Understanding forest ownership trends is critical for understanding forest trends. In the northern United States, where 55% of the forestland is controlled by families and individuals, it is imperative that we understand the trends within this complex and dynamic group of owners. The US Forest Service conducted forest landowner surveys across this region, and the rest of the United States, in 1993 and 2006. The published results are not directly comparable because of differences in what was reported and how the data were processed. Fortunately, the same sample designs were used and a subset of identical or near identical questions was asked on both surveys so that reprocessing the data allows for trends to be accurately assessed. The average size of family forest holdings decreased from 25 to 20 ac, reasons for owning remained amenity centered, and the owners are now more likely to be older, retired, have a higher income, and more educated.

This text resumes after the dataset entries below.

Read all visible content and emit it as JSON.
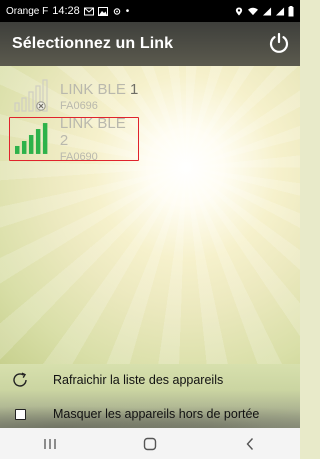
{
  "status_bar": {
    "carrier": "Orange F",
    "time": "14:28"
  },
  "header": {
    "title": "Sélectionnez un Link"
  },
  "devices": [
    {
      "name_prefix": "LINK BLE ",
      "name_num": "1",
      "id": "FA0696",
      "signal": "none",
      "selected": false
    },
    {
      "name_prefix": "LINK BLE ",
      "name_num": "2",
      "id": "FA0690",
      "signal": "full",
      "selected": true
    }
  ],
  "actions": {
    "refresh_label": "Rafraichir la liste des appareils",
    "hide_label": "Masquer les appareils hors de portée",
    "hide_checked": false
  },
  "colors": {
    "signal_active": "#2db24a",
    "signal_inactive": "#d9d8cc",
    "selection_border": "#e0232c"
  }
}
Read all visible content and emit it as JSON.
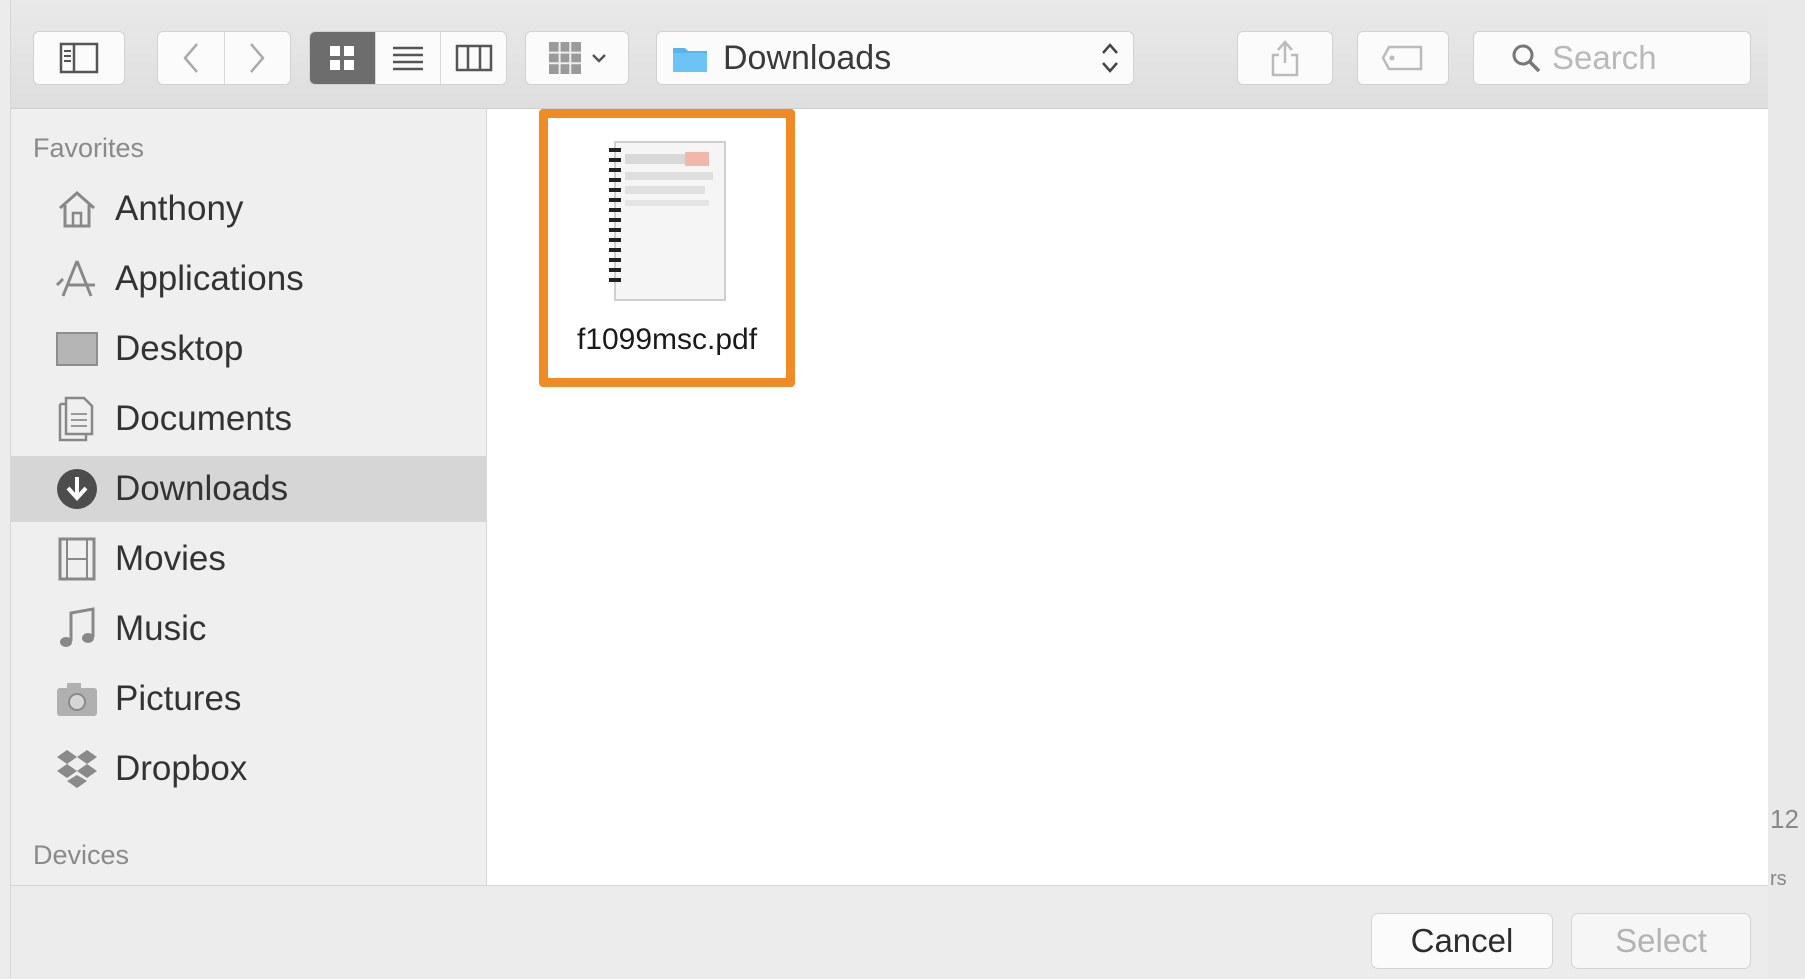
{
  "toolbar": {
    "location": "Downloads",
    "search_placeholder": "Search"
  },
  "sidebar": {
    "favorites_header": "Favorites",
    "items": [
      {
        "label": "Anthony",
        "icon": "home-icon"
      },
      {
        "label": "Applications",
        "icon": "applications-icon"
      },
      {
        "label": "Desktop",
        "icon": "desktop-icon"
      },
      {
        "label": "Documents",
        "icon": "documents-icon"
      },
      {
        "label": "Downloads",
        "icon": "downloads-icon",
        "selected": true
      },
      {
        "label": "Movies",
        "icon": "movies-icon"
      },
      {
        "label": "Music",
        "icon": "music-icon"
      },
      {
        "label": "Pictures",
        "icon": "pictures-icon"
      },
      {
        "label": "Dropbox",
        "icon": "dropbox-icon"
      }
    ],
    "devices_header": "Devices"
  },
  "content": {
    "files": [
      {
        "name": "f1099msc.pdf",
        "icon": "pdf-document-icon",
        "highlighted": true
      }
    ]
  },
  "buttons": {
    "cancel": "Cancel",
    "select": "Select"
  },
  "edge_fragments": [
    "12",
    "rs"
  ],
  "colors": {
    "highlight": "#f08a24",
    "selected_row": "#d6d6d6"
  }
}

Each regional journal of applied forestry focuses on research, practice, and techniques targeted to foresters and allied professionals in specific regions of the United States and Canada. The Northern Journal of Applied Forestry covers northeastern, midwestern, and boreal forests in the United States and Canada.